Over the last ten years, I’ve worked with a lot of change agents with varying types of authority, expertise, roles, and projects. And even though every situation is different, those who are most effective at getting things done tend to exhibit common traits. When coaching individual change agents, I find we work on building these seven factors to boost their influence.
Embarking on change means choosing uncertainty and discomfort. As a change agent, you’re also creating those conditions for others, which might not be popular. It takes courage to break out of the norm and to speak out to people who may not want to hear the truth, especially when they have more authority than you.
Change agents must be able to put themselves in other people’s shoes to understand their experience. You must predict how people will feel about change even if you don’t feel that way. Empathy stops you from judging people for resisting change, so you can recognize that their response to change is normal and valid.
Your role as a change agent is to create the conditions for change to happen, but each individual must navigate change at their own pace.
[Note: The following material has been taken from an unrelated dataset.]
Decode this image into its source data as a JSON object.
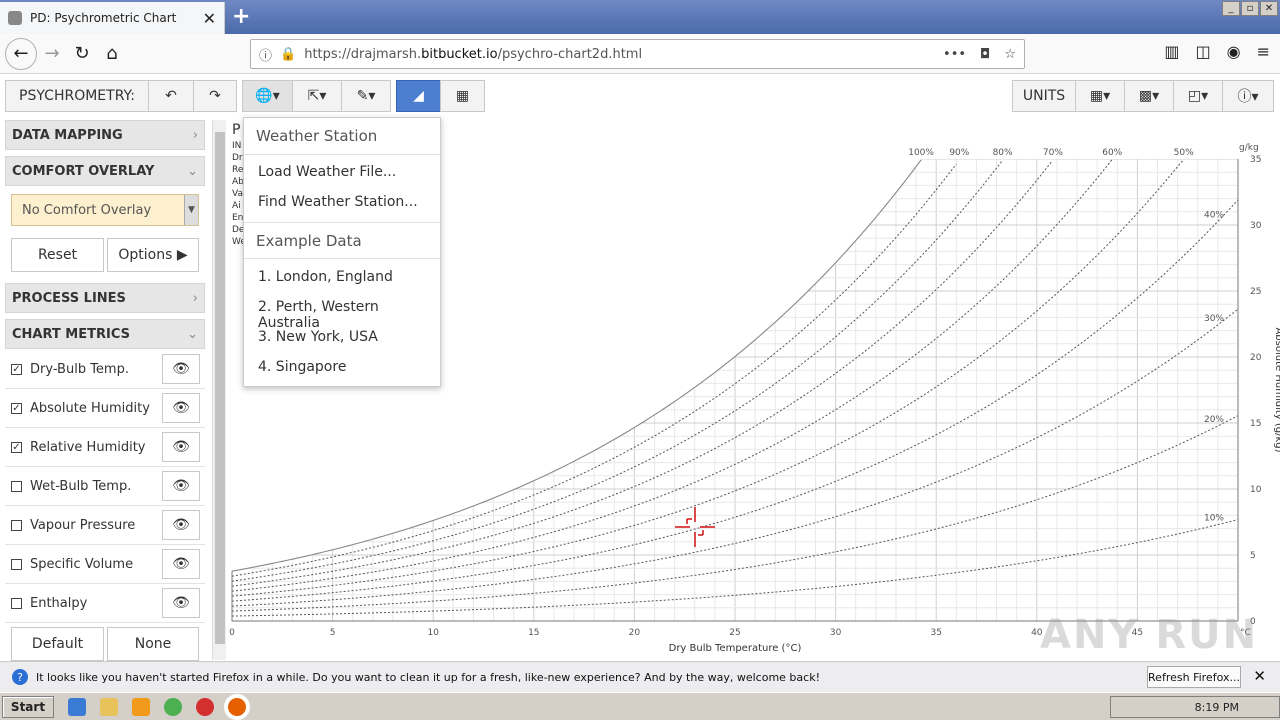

Sometimes, you’ve done all you can do, and you just need to wait for people to catch up.
When you encounter resistance and setbacks, it’s easy to use it as an excuse to give up. Effective change agents don’t take resistance personally. Instead, they bounce back and don’t quit when they hear “no.” Resilience enables the persistence required to drive change.
As part of an organization, it’s easy to default to your usual patterns of behavior. But to influence change, you must deliberately choose the words and actions that break the patterns so change can happen. Being deliberate starts with self-awareness.
Being a change agent takes keen powers of observation. You notice how people respond to change and to each other. You watch for the ways the status quo is subtly reinforced, and how the desired ways of working are inadvertently discouraged. Follow observation with curiosity to find out what’s really happening.
Changing organizations is never predictable. As you involve people in the design and implementation, they’ll come up with new ideas and approaches that are different from your own. You’ll encounter unforeseen obstacles. You must listen, learn, and adapt while still ensuring the organization is moving in the right direction.
Of course, no one can embody all these traits all the time. We just don’t have that much energy! We get frustrated, make assumptions, take things personally, grow impatient, get distracted, and bend to pressure to get things done. It’s ok. When that happens, take a step back and evaluate whether practicing one of these traits will help move things forward.
What traits would you add to the list? Please share in the comments.